Task objective: Exclude any images and output the remaining records exactly.

━━━ Given data

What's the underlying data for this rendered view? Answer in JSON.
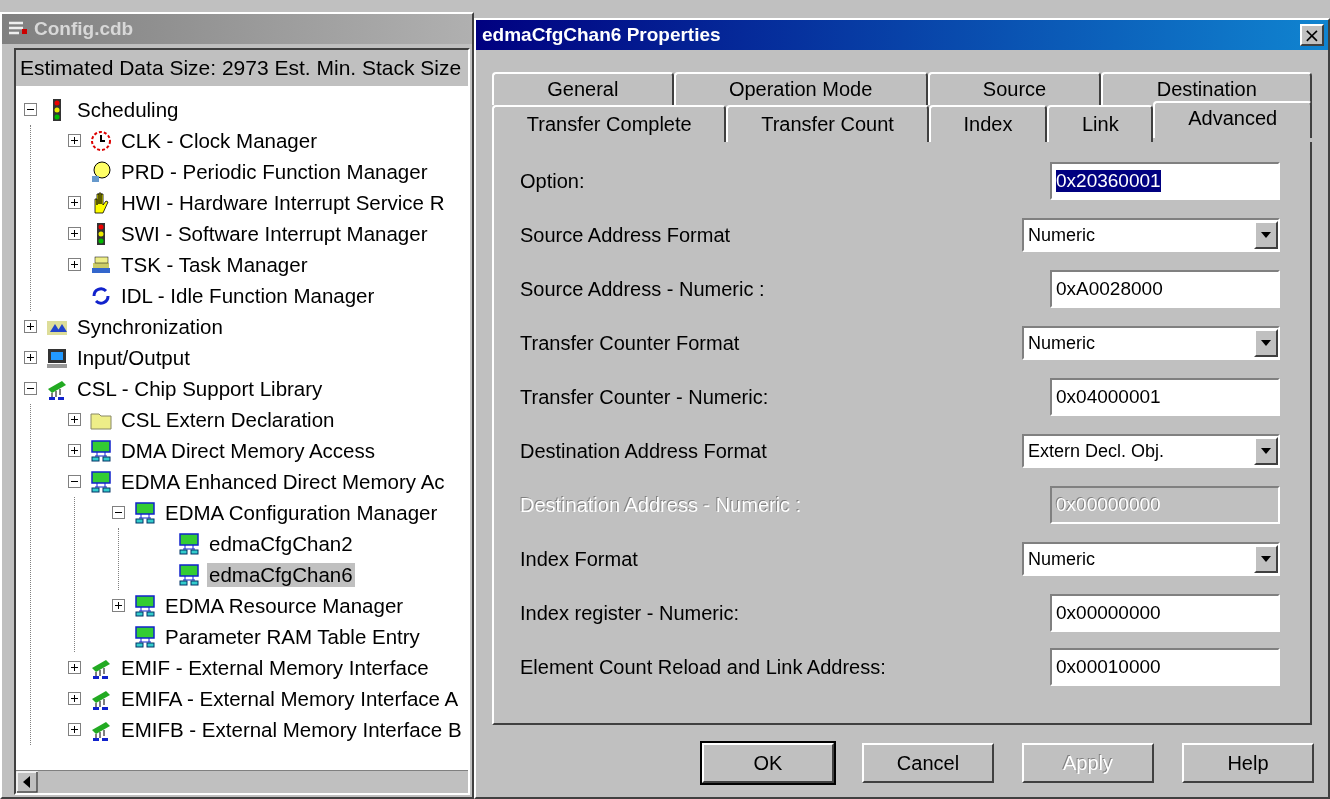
{
  "main_window": {
    "title": "Config.cdb",
    "status": "Estimated Data Size: 2973   Est. Min. Stack Size",
    "tree": [
      {
        "label": "Scheduling",
        "kind": "traffic",
        "expanded": true,
        "selected": false,
        "children": [
          {
            "label": "CLK - Clock Manager",
            "kind": "clock",
            "expanded": false,
            "selected": false
          },
          {
            "label": "PRD - Periodic Function Manager",
            "kind": "bulb",
            "selected": false
          },
          {
            "label": "HWI - Hardware Interrupt Service R",
            "kind": "hand",
            "expanded": false,
            "selected": false
          },
          {
            "label": "SWI - Software Interrupt Manager",
            "kind": "traffic",
            "expanded": false,
            "selected": false
          },
          {
            "label": "TSK - Task Manager",
            "kind": "books",
            "expanded": false,
            "selected": false
          },
          {
            "label": "IDL - Idle Function Manager",
            "kind": "cycle",
            "selected": false
          }
        ]
      },
      {
        "label": "Synchronization",
        "kind": "sync",
        "expanded": false,
        "selected": false
      },
      {
        "label": "Input/Output",
        "kind": "computer",
        "expanded": false,
        "selected": false
      },
      {
        "label": "CSL - Chip Support Library",
        "kind": "chip",
        "expanded": true,
        "selected": false,
        "children": [
          {
            "label": "CSL Extern Declaration",
            "kind": "folder",
            "expanded": false,
            "selected": false
          },
          {
            "label": "DMA Direct Memory Access",
            "kind": "board",
            "expanded": false,
            "selected": false
          },
          {
            "label": "EDMA Enhanced Direct Memory Ac",
            "kind": "board",
            "expanded": true,
            "selected": false,
            "children": [
              {
                "label": "EDMA Configuration Manager",
                "kind": "board",
                "expanded": true,
                "selected": false,
                "children": [
                  {
                    "label": "edmaCfgChan2",
                    "kind": "board",
                    "selected": false
                  },
                  {
                    "label": "edmaCfgChan6",
                    "kind": "board",
                    "selected": true
                  }
                ]
              },
              {
                "label": "EDMA Resource Manager",
                "kind": "board",
                "expanded": false,
                "selected": false
              },
              {
                "label": "Parameter RAM Table Entry",
                "kind": "board",
                "selected": false
              }
            ]
          },
          {
            "label": "EMIF - External Memory Interface",
            "kind": "chip",
            "expanded": false,
            "selected": false
          },
          {
            "label": "EMIFA - External Memory Interface A",
            "kind": "chip",
            "expanded": false,
            "selected": false
          },
          {
            "label": "EMIFB - External Memory Interface B",
            "kind": "chip",
            "expanded": false,
            "selected": false
          }
        ]
      }
    ]
  },
  "dialog": {
    "title": "edmaCfgChan6 Properties",
    "close": "×",
    "tab_rows": [
      [
        {
          "label": "General",
          "selected": false
        },
        {
          "label": "Operation Mode",
          "selected": false
        },
        {
          "label": "Source",
          "selected": false
        },
        {
          "label": "Destination",
          "selected": false
        }
      ],
      [
        {
          "label": "Transfer Complete",
          "selected": false
        },
        {
          "label": "Transfer Count",
          "selected": false
        },
        {
          "label": "Index",
          "selected": false
        },
        {
          "label": "Link",
          "selected": false
        },
        {
          "label": "Advanced",
          "selected": true
        }
      ]
    ],
    "fields": [
      {
        "label": "Option:",
        "kind": "text",
        "value": "0x20360001",
        "highlighted": true,
        "disabled": false
      },
      {
        "label": "Source Address Format",
        "kind": "select",
        "value": "Numeric",
        "disabled": false
      },
      {
        "label": "Source Address - Numeric :",
        "kind": "text",
        "value": "0xA0028000",
        "highlighted": false,
        "disabled": false
      },
      {
        "label": "Transfer Counter Format",
        "kind": "select",
        "value": "Numeric",
        "disabled": false
      },
      {
        "label": "Transfer Counter - Numeric:",
        "kind": "text",
        "value": "0x04000001",
        "highlighted": false,
        "disabled": false
      },
      {
        "label": "Destination Address Format",
        "kind": "select",
        "value": "Extern Decl. Obj.",
        "disabled": false
      },
      {
        "label": "Destination Address - Numeric :",
        "kind": "text",
        "value": "0x00000000",
        "highlighted": false,
        "disabled": true
      },
      {
        "label": "Index Format",
        "kind": "select",
        "value": "Numeric",
        "disabled": false
      },
      {
        "label": "Index register - Numeric:",
        "kind": "text",
        "value": "0x00000000",
        "highlighted": false,
        "disabled": false
      },
      {
        "label": "Element Count Reload and Link Address:",
        "kind": "text",
        "value": "0x00010000",
        "highlighted": false,
        "disabled": false
      }
    ],
    "buttons": [
      {
        "label": "OK",
        "default": true,
        "disabled": false
      },
      {
        "label": "Cancel",
        "default": false,
        "disabled": false
      },
      {
        "label": "Apply",
        "default": false,
        "disabled": true
      },
      {
        "label": "Help",
        "default": false,
        "disabled": false
      }
    ]
  }
}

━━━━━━

Solved problem:
What's the underlying data for this rendered view? Answer in JSON.
{
  "main_window": {
    "title": "Config.cdb",
    "status": "Estimated Data Size: 2973   Est. Min. Stack Size",
    "tree": [
      {
        "label": "Scheduling",
        "kind": "traffic",
        "expanded": true,
        "selected": false,
        "children": [
          {
            "label": "CLK - Clock Manager",
            "kind": "clock",
            "expanded": false,
            "selected": false
          },
          {
            "label": "PRD - Periodic Function Manager",
            "kind": "bulb",
            "selected": false
          },
          {
            "label": "HWI - Hardware Interrupt Service R",
            "kind": "hand",
            "expanded": false,
            "selected": false
          },
          {
            "label": "SWI - Software Interrupt Manager",
            "kind": "traffic",
            "expanded": false,
            "selected": false
          },
          {
            "label": "TSK - Task Manager",
            "kind": "books",
            "expanded": false,
            "selected": false
          },
          {
            "label": "IDL - Idle Function Manager",
            "kind": "cycle",
            "selected": false
          }
        ]
      },
      {
        "label": "Synchronization",
        "kind": "sync",
        "expanded": false,
        "selected": false
      },
      {
        "label": "Input/Output",
        "kind": "computer",
        "expanded": false,
        "selected": false
      },
      {
        "label": "CSL - Chip Support Library",
        "kind": "chip",
        "expanded": true,
        "selected": false,
        "children": [
          {
            "label": "CSL Extern Declaration",
            "kind": "folder",
            "expanded": false,
            "selected": false
          },
          {
            "label": "DMA Direct Memory Access",
            "kind": "board",
            "expanded": false,
            "selected": false
          },
          {
            "label": "EDMA Enhanced Direct Memory Ac",
            "kind": "board",
            "expanded": true,
            "selected": false,
            "children": [
              {
                "label": "EDMA Configuration Manager",
                "kind": "board",
                "expanded": true,
                "selected": false,
                "children": [
                  {
                    "label": "edmaCfgChan2",
                    "kind": "board",
                    "selected": false
                  },
                  {
                    "label": "edmaCfgChan6",
                    "kind": "board",
                    "selected": true
                  }
                ]
              },
              {
                "label": "EDMA Resource Manager",
                "kind": "board",
                "expanded": false,
                "selected": false
              },
              {
                "label": "Parameter RAM Table Entry",
                "kind": "board",
                "selected": false
              }
            ]
          },
          {
            "label": "EMIF - External Memory Interface",
            "kind": "chip",
            "expanded": false,
            "selected": false
          },
          {
            "label": "EMIFA - External Memory Interface A",
            "kind": "chip",
            "expanded": false,
            "selected": false
          },
          {
            "label": "EMIFB - External Memory Interface B",
            "kind": "chip",
            "expanded": false,
            "selected": false
          }
        ]
      }
    ]
  },
  "dialog": {
    "title": "edmaCfgChan6 Properties",
    "close": "×",
    "tab_rows": [
      [
        {
          "label": "General",
          "selected": false
        },
        {
          "label": "Operation Mode",
          "selected": false
        },
        {
          "label": "Source",
          "selected": false
        },
        {
          "label": "Destination",
          "selected": false
        }
      ],
      [
        {
          "label": "Transfer Complete",
          "selected": false
        },
        {
          "label": "Transfer Count",
          "selected": false
        },
        {
          "label": "Index",
          "selected": false
        },
        {
          "label": "Link",
          "selected": false
        },
        {
          "label": "Advanced",
          "selected": true
        }
      ]
    ],
    "fields": [
      {
        "label": "Option:",
        "kind": "text",
        "value": "0x20360001",
        "highlighted": true,
        "disabled": false
      },
      {
        "label": "Source Address Format",
        "kind": "select",
        "value": "Numeric",
        "disabled": false
      },
      {
        "label": "Source Address - Numeric :",
        "kind": "text",
        "value": "0xA0028000",
        "highlighted": false,
        "disabled": false
      },
      {
        "label": "Transfer Counter Format",
        "kind": "select",
        "value": "Numeric",
        "disabled": false
      },
      {
        "label": "Transfer Counter - Numeric:",
        "kind": "text",
        "value": "0x04000001",
        "highlighted": false,
        "disabled": false
      },
      {
        "label": "Destination Address Format",
        "kind": "select",
        "value": "Extern Decl. Obj.",
        "disabled": false
      },
      {
        "label": "Destination Address - Numeric :",
        "kind": "text",
        "value": "0x00000000",
        "highlighted": false,
        "disabled": true
      },
      {
        "label": "Index Format",
        "kind": "select",
        "value": "Numeric",
        "disabled": false
      },
      {
        "label": "Index register - Numeric:",
        "kind": "text",
        "value": "0x00000000",
        "highlighted": false,
        "disabled": false
      },
      {
        "label": "Element Count Reload and Link Address:",
        "kind": "text",
        "value": "0x00010000",
        "highlighted": false,
        "disabled": false
      }
    ],
    "buttons": [
      {
        "label": "OK",
        "default": true,
        "disabled": false
      },
      {
        "label": "Cancel",
        "default": false,
        "disabled": false
      },
      {
        "label": "Apply",
        "default": false,
        "disabled": true
      },
      {
        "label": "Help",
        "default": false,
        "disabled": false
      }
    ]
  }
}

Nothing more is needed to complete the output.